▸ SUPPLIED INFORMATION
┌────────

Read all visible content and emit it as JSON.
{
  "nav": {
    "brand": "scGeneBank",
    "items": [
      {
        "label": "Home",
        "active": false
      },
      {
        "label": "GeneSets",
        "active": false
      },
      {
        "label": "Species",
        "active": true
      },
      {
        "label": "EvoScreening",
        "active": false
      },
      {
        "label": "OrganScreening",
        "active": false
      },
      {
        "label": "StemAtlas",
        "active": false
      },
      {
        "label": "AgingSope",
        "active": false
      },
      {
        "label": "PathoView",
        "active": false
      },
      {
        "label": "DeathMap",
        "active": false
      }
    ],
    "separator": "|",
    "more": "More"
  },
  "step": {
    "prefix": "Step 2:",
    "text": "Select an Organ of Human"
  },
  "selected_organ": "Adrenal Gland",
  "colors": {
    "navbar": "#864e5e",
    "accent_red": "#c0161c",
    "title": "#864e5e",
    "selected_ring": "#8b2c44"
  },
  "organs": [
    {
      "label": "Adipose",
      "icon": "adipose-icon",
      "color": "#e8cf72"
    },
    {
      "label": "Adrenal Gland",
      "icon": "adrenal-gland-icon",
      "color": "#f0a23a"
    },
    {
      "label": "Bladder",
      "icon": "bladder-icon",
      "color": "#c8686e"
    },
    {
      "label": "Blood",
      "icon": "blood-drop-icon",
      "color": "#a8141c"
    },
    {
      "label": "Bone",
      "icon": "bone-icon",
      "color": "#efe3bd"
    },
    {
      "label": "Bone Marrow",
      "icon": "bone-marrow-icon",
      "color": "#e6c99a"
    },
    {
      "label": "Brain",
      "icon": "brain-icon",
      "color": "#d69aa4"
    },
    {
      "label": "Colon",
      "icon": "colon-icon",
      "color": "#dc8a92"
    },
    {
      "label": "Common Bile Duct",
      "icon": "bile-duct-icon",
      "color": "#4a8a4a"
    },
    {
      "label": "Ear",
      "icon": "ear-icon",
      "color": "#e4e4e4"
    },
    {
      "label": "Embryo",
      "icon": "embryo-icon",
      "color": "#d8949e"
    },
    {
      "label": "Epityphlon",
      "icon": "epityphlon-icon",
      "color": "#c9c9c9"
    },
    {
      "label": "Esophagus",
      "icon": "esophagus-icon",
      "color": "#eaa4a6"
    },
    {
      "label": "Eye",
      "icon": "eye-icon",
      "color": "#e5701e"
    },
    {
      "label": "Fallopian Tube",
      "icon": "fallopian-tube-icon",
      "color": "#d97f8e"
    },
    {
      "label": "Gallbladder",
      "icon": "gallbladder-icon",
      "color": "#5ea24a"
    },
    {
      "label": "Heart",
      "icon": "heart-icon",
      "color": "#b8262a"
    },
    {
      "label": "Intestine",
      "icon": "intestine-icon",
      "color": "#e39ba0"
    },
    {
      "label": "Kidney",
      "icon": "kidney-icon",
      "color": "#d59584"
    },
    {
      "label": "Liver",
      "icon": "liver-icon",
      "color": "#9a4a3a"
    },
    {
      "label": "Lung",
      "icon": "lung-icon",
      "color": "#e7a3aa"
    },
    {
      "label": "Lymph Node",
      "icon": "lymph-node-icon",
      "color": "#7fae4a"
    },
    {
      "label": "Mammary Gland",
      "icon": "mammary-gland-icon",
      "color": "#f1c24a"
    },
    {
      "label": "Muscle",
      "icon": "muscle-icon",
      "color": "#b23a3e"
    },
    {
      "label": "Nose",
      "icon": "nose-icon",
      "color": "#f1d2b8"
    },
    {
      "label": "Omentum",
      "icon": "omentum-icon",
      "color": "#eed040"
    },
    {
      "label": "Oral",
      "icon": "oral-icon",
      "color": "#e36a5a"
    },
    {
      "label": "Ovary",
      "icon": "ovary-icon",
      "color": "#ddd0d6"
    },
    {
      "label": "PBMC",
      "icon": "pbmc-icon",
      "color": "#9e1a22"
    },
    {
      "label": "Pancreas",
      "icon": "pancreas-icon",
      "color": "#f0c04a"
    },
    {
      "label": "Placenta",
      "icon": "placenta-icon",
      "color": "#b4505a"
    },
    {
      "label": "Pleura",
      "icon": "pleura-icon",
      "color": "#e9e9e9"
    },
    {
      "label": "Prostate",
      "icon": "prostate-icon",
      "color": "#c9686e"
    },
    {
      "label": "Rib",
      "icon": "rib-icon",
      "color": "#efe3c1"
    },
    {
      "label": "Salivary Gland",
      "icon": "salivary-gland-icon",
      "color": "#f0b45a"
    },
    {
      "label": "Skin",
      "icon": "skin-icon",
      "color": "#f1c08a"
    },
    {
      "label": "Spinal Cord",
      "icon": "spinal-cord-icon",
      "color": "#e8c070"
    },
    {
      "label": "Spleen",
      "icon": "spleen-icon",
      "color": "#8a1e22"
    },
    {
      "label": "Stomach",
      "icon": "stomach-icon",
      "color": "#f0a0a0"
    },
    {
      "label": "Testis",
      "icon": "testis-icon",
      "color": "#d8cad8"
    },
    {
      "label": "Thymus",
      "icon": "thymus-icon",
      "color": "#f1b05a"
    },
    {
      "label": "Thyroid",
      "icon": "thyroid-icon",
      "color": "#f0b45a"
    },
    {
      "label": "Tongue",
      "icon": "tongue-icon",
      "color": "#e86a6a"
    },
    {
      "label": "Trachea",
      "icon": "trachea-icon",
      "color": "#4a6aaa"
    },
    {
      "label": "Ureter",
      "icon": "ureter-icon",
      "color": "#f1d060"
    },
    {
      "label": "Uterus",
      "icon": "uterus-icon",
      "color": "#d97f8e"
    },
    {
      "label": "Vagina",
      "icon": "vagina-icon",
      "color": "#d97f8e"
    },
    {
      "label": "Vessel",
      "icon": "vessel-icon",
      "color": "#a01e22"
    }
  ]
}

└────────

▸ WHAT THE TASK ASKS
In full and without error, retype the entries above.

▸ WRITTEN REPLY
Read all visible content and emit it as JSON.
{
  "nav": {
    "brand": "scGeneBank",
    "items": [
      {
        "label": "Home",
        "active": false
      },
      {
        "label": "GeneSets",
        "active": false
      },
      {
        "label": "Species",
        "active": true
      },
      {
        "label": "EvoScreening",
        "active": false
      },
      {
        "label": "OrganScreening",
        "active": false
      },
      {
        "label": "StemAtlas",
        "active": false
      },
      {
        "label": "AgingSope",
        "active": false
      },
      {
        "label": "PathoView",
        "active": false
      },
      {
        "label": "DeathMap",
        "active": false
      }
    ],
    "separator": "|",
    "more": "More"
  },
  "step": {
    "prefix": "Step 2:",
    "text": "Select an Organ of Human"
  },
  "selected_organ": "Adrenal Gland",
  "colors": {
    "navbar": "#864e5e",
    "accent_red": "#c0161c",
    "title": "#864e5e",
    "selected_ring": "#8b2c44"
  },
  "organs": [
    {
      "label": "Adipose",
      "icon": "adipose-icon",
      "color": "#e8cf72"
    },
    {
      "label": "Adrenal Gland",
      "icon": "adrenal-gland-icon",
      "color": "#f0a23a"
    },
    {
      "label": "Bladder",
      "icon": "bladder-icon",
      "color": "#c8686e"
    },
    {
      "label": "Blood",
      "icon": "blood-drop-icon",
      "color": "#a8141c"
    },
    {
      "label": "Bone",
      "icon": "bone-icon",
      "color": "#efe3bd"
    },
    {
      "label": "Bone Marrow",
      "icon": "bone-marrow-icon",
      "color": "#e6c99a"
    },
    {
      "label": "Brain",
      "icon": "brain-icon",
      "color": "#d69aa4"
    },
    {
      "label": "Colon",
      "icon": "colon-icon",
      "color": "#dc8a92"
    },
    {
      "label": "Common Bile Duct",
      "icon": "bile-duct-icon",
      "color": "#4a8a4a"
    },
    {
      "label": "Ear",
      "icon": "ear-icon",
      "color": "#e4e4e4"
    },
    {
      "label": "Embryo",
      "icon": "embryo-icon",
      "color": "#d8949e"
    },
    {
      "label": "Epityphlon",
      "icon": "epityphlon-icon",
      "color": "#c9c9c9"
    },
    {
      "label": "Esophagus",
      "icon": "esophagus-icon",
      "color": "#eaa4a6"
    },
    {
      "label": "Eye",
      "icon": "eye-icon",
      "color": "#e5701e"
    },
    {
      "label": "Fallopian Tube",
      "icon": "fallopian-tube-icon",
      "color": "#d97f8e"
    },
    {
      "label": "Gallbladder",
      "icon": "gallbladder-icon",
      "color": "#5ea24a"
    },
    {
      "label": "Heart",
      "icon": "heart-icon",
      "color": "#b8262a"
    },
    {
      "label": "Intestine",
      "icon": "intestine-icon",
      "color": "#e39ba0"
    },
    {
      "label": "Kidney",
      "icon": "kidney-icon",
      "color": "#d59584"
    },
    {
      "label": "Liver",
      "icon": "liver-icon",
      "color": "#9a4a3a"
    },
    {
      "label": "Lung",
      "icon": "lung-icon",
      "color": "#e7a3aa"
    },
    {
      "label": "Lymph Node",
      "icon": "lymph-node-icon",
      "color": "#7fae4a"
    },
    {
      "label": "Mammary Gland",
      "icon": "mammary-gland-icon",
      "color": "#f1c24a"
    },
    {
      "label": "Muscle",
      "icon": "muscle-icon",
      "color": "#b23a3e"
    },
    {
      "label": "Nose",
      "icon": "nose-icon",
      "color": "#f1d2b8"
    },
    {
      "label": "Omentum",
      "icon": "omentum-icon",
      "color": "#eed040"
    },
    {
      "label": "Oral",
      "icon": "oral-icon",
      "color": "#e36a5a"
    },
    {
      "label": "Ovary",
      "icon": "ovary-icon",
      "color": "#ddd0d6"
    },
    {
      "label": "PBMC",
      "icon": "pbmc-icon",
      "color": "#9e1a22"
    },
    {
      "label": "Pancreas",
      "icon": "pancreas-icon",
      "color": "#f0c04a"
    },
    {
      "label": "Placenta",
      "icon": "placenta-icon",
      "color": "#b4505a"
    },
    {
      "label": "Pleura",
      "icon": "pleura-icon",
      "color": "#e9e9e9"
    },
    {
      "label": "Prostate",
      "icon": "prostate-icon",
      "color": "#c9686e"
    },
    {
      "label": "Rib",
      "icon": "rib-icon",
      "color": "#efe3c1"
    },
    {
      "label": "Salivary Gland",
      "icon": "salivary-gland-icon",
      "color": "#f0b45a"
    },
    {
      "label": "Skin",
      "icon": "skin-icon",
      "color": "#f1c08a"
    },
    {
      "label": "Spinal Cord",
      "icon": "spinal-cord-icon",
      "color": "#e8c070"
    },
    {
      "label": "Spleen",
      "icon": "spleen-icon",
      "color": "#8a1e22"
    },
    {
      "label": "Stomach",
      "icon": "stomach-icon",
      "color": "#f0a0a0"
    },
    {
      "label": "Testis",
      "icon": "testis-icon",
      "color": "#d8cad8"
    },
    {
      "label": "Thymus",
      "icon": "thymus-icon",
      "color": "#f1b05a"
    },
    {
      "label": "Thyroid",
      "icon": "thyroid-icon",
      "color": "#f0b45a"
    },
    {
      "label": "Tongue",
      "icon": "tongue-icon",
      "color": "#e86a6a"
    },
    {
      "label": "Trachea",
      "icon": "trachea-icon",
      "color": "#4a6aaa"
    },
    {
      "label": "Ureter",
      "icon": "ureter-icon",
      "color": "#f1d060"
    },
    {
      "label": "Uterus",
      "icon": "uterus-icon",
      "color": "#d97f8e"
    },
    {
      "label": "Vagina",
      "icon": "vagina-icon",
      "color": "#d97f8e"
    },
    {
      "label": "Vessel",
      "icon": "vessel-icon",
      "color": "#a01e22"
    }
  ]
}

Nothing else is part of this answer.